Legendary Edition will address some of Mass Effect’s worst leveling problems which quietly (and sometimes loudly) hindered the role-playing experience that the game was trying to emphasize. By removing the first playthrough level cap, spreading leveling more evenly across the game, and changing the drop rate/effectiveness of certain items at higher levels, the hope is that the updated Mass Effect will make leveling feel rewarding rather than something you’re constantly having to put up with.
Whether or not BioWare is making the right amount of changes to Mass Effect’s UI and leveling remain to be seen, but this is one of the fascinating ways that they’re really trying to improve “Mass Effect: The Sci-Fi Action Title” and “Mass Effect: The BioWare RPG” at the same time.

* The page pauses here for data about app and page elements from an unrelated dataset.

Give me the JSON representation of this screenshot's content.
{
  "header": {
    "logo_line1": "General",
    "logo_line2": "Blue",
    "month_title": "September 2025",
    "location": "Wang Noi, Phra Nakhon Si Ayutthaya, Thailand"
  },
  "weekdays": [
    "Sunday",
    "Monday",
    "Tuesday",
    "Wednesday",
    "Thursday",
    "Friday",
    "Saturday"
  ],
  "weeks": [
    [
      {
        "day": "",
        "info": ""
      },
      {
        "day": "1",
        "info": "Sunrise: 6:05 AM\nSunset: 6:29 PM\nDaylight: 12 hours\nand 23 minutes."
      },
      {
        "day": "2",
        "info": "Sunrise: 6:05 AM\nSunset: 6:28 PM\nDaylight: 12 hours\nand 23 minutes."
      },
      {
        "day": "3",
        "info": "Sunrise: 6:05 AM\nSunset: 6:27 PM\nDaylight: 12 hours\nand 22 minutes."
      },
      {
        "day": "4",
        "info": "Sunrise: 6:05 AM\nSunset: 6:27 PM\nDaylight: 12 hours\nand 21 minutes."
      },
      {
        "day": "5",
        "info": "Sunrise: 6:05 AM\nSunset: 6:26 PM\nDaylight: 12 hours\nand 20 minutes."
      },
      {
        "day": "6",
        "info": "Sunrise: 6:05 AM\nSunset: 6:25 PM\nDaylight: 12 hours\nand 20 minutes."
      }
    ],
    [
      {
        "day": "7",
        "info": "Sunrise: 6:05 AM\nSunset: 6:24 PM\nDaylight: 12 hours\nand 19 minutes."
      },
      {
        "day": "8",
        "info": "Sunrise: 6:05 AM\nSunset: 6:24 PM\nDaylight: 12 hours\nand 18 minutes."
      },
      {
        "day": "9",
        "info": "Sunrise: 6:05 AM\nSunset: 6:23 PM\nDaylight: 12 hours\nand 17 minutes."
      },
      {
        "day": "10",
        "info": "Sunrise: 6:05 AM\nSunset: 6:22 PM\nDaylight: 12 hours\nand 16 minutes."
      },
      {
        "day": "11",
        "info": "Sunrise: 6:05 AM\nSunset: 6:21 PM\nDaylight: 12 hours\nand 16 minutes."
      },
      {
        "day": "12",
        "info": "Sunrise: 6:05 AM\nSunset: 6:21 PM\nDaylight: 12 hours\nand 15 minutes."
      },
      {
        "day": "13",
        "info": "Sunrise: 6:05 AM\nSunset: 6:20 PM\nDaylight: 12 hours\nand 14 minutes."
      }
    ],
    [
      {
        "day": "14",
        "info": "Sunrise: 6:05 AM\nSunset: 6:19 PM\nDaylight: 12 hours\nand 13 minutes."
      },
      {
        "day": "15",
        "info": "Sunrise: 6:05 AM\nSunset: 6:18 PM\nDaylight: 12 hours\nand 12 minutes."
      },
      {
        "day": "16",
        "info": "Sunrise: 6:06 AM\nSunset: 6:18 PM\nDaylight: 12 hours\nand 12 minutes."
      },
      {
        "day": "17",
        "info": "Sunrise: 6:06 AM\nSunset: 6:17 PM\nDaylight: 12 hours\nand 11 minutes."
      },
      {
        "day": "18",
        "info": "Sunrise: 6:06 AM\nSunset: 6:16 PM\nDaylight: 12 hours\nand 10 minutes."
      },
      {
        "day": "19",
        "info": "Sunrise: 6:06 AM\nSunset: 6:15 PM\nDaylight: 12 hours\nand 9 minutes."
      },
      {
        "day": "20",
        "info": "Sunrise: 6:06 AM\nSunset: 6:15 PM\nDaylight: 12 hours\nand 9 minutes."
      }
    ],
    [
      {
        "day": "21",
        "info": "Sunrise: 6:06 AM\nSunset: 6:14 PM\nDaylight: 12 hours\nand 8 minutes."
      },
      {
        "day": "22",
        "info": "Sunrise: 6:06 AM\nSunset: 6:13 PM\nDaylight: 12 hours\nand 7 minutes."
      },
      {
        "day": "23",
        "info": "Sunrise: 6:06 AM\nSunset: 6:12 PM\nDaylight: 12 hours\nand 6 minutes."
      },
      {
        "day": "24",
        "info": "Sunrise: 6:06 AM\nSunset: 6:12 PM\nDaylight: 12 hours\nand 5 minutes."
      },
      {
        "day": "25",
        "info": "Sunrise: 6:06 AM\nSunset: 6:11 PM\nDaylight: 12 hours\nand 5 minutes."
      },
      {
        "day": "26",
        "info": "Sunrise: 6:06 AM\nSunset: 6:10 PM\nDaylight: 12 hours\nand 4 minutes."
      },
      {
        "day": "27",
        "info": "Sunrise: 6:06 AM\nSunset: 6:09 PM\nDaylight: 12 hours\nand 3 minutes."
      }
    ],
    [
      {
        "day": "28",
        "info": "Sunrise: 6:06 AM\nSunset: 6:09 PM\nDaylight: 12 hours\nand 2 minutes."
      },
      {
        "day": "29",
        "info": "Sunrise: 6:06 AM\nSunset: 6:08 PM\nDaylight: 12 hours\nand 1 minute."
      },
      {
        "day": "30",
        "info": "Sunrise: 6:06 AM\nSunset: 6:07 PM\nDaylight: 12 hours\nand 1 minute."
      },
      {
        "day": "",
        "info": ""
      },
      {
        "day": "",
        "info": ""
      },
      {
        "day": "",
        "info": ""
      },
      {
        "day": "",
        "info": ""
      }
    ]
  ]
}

You Can Still Skip Mass Effect If You Really Want
Even with all the (hopefully) welcome changes featured in Legendary Edition, the fact of the matter is that some people are going to want to skip Mass Effect. It was a rough entry into an otherwise fairly beloved franchise that’s bad ideas are amplified by the bad memories people associate it with.
Fortunately, BioWare has revealed that they’re retaining the Dark Horse comic segments in Mass Effect 2 and 3 which allowed you to make series-wide choices without having to complete the previous games. While that idea was introduced in Mass Effect 2 largely as a way to help PlayStation and PC gamers who couldn’t access the Xbox 360 exclusive original game take advantage of the series’ biggest gimmick, it’s nice that concept is being revitalized here as a way to help you play the Mass Effect series however you want.
Will you be playing the original Mass Effect again (or for the first time) now that it’s hopefully been improved? Let us know in the comments below.